This paper presents the results of a study conducted to evaluate the possibility of utilizing the waste glass sludge (WGS) from the cutting and polishing process of glass plates, as a partial replacement of cement. A total of seven mortar mix proportions were prepared, by replacing ordinary Portland cement with WGS and/or fly ash (FA). The influences of WGS and FA on the compressive strength of mortars and ASR expansion of mortars were investigated. In addition, X-ray diffraction analysis was performed, to evaluate the pozzolanic activity. The results show that the incorporation of the WGS yields mortars with improved strengths at the later age (28 days), in comparison with that of a control mortar (ordinary Portland cement only); while the WGS caused a lower early strength than that of control, but higher than that of mortars containing FA. The ASR expansion of the mortars can be reduced by incorporating WGS as effectively as by fly ash. It is found that the consumption rate of calcium hydroxide for the paste with the WGS was faster than that of paste with FA, up to 28 days. These results indicate that the WGS has a higher reactivity than FA; and therefore, the WGS can be used as a pozzolanic admixture in cement composites.
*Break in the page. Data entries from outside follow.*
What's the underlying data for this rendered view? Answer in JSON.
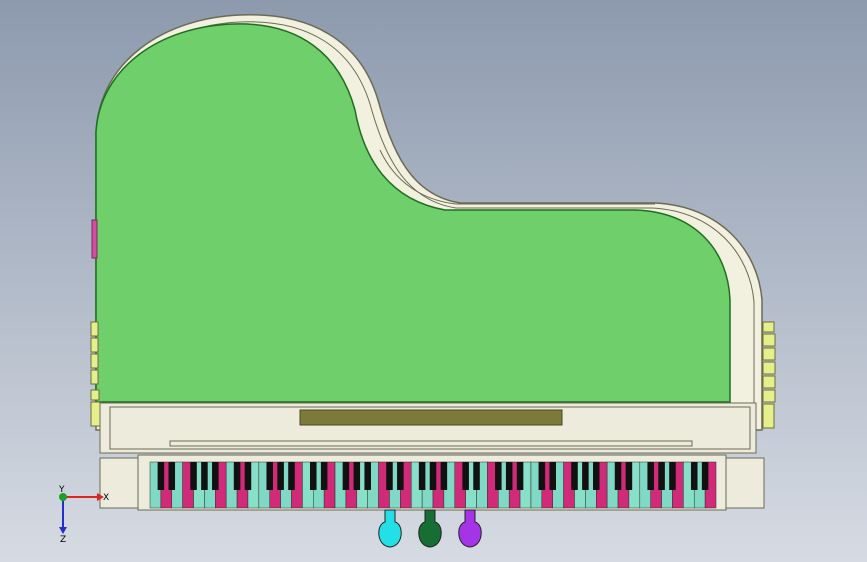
{
  "viewport": {
    "background_top": "#8d9aae",
    "background_bottom": "#d6dbe3"
  },
  "model": {
    "lid_color": "#6fcf6a",
    "lid_edge_color": "#1f6e23",
    "rim_color": "#f2f0df",
    "rim_edge_color": "#6b6b55",
    "cheek_color": "#ecebdc",
    "music_desk_color": "#7b7a3a",
    "key_black_color": "#111111",
    "hinge_color": "#e6f08a",
    "side_tab_color": "#d04fa0",
    "key_colors": [
      "#7fd9c4",
      "#d02a78",
      "#7fd9c4",
      "#d02a78",
      "#88e0c8"
    ],
    "key_count": 52,
    "pedals": [
      {
        "name": "pedal-left",
        "color": "#23e0e6"
      },
      {
        "name": "pedal-middle",
        "color": "#166e35"
      },
      {
        "name": "pedal-right",
        "color": "#a533e8"
      }
    ]
  },
  "triad": {
    "x_label": "X",
    "y_label": "Y",
    "z_label": "Z",
    "x_color": "#e0231f",
    "y_color": "#1f9e2a",
    "z_color": "#2230c9"
  }
}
ASJC Scopus subject areas
- Civil and Structural Engineering
- Building and Construction
- Materials Science(all)